As such, there are some great left handed scorers, but they are few and far between. To put into context how few there have been over the years, Harden is second all time in left-handed scoring despite the fact that he’s 41st when considering righties. That’s quite a drop off.

Off, but Better

Thompson is one of the best shooters to ever play the game. There are many reasons for that, but him being right handed is not as connected to his shooting percentage as it first might seem. Left handers actually fare better in the NBA than right handers overall.

Studies show that left handed players tend to accrue better passing, rebounding, and scoring stats that right handed players. It could be due to the fact that southpaws have slightly better hand eye coordination, but nobody knows for sure.

Lefties do typically pick up shooting mechanics more quickly, and they work on both of their hands much earlier on. That usually means they’re better at driving or finishing around the rim as they can freely switch how they score on the fly.

While right-handed shooters have an easier time disrupting the shots of lefties, that’s not reflected in the final stat sheet.

Final Words

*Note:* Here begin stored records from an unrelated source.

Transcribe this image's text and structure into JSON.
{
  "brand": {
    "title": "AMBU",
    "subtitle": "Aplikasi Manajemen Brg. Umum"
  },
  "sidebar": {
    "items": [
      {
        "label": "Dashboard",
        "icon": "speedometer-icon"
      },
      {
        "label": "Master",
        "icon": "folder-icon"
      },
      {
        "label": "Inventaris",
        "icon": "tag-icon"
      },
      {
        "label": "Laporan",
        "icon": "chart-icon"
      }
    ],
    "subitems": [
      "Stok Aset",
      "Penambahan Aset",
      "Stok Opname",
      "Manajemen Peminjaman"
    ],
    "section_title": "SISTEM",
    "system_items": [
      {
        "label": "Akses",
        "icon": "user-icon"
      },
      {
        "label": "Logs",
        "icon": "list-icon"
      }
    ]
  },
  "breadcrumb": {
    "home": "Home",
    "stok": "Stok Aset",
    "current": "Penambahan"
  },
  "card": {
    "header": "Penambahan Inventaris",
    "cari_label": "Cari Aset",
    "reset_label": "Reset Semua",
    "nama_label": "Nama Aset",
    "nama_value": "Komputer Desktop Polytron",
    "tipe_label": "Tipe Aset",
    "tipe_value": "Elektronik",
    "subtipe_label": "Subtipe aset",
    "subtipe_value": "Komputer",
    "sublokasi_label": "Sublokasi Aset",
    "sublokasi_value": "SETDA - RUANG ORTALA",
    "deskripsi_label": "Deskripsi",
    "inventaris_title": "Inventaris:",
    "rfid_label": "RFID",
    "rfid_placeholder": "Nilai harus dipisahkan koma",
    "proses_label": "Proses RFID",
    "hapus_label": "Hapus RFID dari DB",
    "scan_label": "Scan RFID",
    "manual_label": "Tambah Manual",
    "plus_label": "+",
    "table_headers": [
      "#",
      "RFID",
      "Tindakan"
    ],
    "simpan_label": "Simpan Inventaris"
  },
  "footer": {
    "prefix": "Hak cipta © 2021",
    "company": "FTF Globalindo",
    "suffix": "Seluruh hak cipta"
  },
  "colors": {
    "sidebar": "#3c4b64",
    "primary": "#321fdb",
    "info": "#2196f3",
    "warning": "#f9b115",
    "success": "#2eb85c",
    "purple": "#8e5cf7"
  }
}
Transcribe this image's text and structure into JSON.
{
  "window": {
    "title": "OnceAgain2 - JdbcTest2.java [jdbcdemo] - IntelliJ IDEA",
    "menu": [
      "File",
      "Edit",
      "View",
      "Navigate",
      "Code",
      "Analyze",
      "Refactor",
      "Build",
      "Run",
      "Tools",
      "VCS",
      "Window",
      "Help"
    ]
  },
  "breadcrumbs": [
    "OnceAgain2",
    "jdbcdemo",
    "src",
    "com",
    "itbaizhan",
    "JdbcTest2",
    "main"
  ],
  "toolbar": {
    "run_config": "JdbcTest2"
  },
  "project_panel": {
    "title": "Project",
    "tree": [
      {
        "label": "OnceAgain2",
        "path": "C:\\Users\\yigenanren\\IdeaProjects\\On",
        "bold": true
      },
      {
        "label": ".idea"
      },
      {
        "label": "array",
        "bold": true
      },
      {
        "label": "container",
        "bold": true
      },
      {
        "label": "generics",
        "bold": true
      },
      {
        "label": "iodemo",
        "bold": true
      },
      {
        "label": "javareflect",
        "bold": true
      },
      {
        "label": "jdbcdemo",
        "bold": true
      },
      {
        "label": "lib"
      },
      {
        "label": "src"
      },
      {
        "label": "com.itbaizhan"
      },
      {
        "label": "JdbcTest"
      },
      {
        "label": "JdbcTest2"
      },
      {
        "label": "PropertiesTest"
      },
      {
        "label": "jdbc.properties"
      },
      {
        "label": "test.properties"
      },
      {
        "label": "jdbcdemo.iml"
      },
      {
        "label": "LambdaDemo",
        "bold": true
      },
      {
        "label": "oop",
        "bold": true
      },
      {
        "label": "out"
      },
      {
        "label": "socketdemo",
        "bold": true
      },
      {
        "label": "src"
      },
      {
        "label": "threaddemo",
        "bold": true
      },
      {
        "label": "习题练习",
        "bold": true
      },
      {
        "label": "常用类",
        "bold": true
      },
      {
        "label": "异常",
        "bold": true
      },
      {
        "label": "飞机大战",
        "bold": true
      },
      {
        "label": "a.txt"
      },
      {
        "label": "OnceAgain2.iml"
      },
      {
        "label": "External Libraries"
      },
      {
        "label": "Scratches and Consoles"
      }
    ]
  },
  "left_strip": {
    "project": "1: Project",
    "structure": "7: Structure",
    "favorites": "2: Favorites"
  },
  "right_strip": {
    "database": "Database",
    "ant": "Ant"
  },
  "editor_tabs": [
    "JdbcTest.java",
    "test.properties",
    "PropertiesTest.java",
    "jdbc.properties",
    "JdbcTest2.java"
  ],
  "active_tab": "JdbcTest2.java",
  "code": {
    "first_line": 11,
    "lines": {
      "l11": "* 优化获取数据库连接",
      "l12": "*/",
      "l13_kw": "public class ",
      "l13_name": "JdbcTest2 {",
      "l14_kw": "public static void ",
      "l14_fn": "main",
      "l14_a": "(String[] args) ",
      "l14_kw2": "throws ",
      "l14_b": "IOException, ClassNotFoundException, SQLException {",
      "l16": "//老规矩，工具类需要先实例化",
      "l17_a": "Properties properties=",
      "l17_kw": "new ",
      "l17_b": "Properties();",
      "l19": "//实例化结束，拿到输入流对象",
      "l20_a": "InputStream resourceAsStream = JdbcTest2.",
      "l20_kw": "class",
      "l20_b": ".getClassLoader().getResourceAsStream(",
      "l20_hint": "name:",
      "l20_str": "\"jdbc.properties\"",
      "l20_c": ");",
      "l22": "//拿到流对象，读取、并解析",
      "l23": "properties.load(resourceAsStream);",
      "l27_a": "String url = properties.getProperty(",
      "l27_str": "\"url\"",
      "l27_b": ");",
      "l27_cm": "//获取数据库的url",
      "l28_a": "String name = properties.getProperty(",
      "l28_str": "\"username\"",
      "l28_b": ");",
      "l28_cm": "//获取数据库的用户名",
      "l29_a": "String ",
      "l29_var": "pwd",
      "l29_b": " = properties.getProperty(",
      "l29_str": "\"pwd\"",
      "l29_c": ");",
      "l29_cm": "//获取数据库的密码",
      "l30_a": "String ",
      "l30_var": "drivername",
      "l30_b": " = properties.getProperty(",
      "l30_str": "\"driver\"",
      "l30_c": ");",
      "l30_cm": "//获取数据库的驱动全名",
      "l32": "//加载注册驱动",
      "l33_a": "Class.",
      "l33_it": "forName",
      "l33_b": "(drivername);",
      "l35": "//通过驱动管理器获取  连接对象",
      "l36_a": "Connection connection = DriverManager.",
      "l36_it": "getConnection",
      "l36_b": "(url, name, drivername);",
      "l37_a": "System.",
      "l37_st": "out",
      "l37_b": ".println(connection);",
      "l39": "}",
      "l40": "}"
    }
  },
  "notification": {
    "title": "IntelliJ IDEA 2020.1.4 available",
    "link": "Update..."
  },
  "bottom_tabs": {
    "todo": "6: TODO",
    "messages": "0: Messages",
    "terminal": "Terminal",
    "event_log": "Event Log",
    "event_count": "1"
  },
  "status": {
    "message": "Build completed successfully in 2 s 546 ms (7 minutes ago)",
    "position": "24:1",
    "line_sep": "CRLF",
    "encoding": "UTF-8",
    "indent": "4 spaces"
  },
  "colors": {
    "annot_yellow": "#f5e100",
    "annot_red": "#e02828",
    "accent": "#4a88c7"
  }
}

In the NBA, shooting hand typically doesn’t matter. Regardless of how someone shoots, all that matters is how often the ball goes into the basket. Thompson is proof of that. He also shows that most top players can get the ball in the basket in numerous ways.

Shooting from the left side is not something he does very often. Even so, it’s in his arsenal if he ever needs it. Though, given how well he hits with his dominant hand, it’s unlikely he’ll be switching it up too much anytime soon.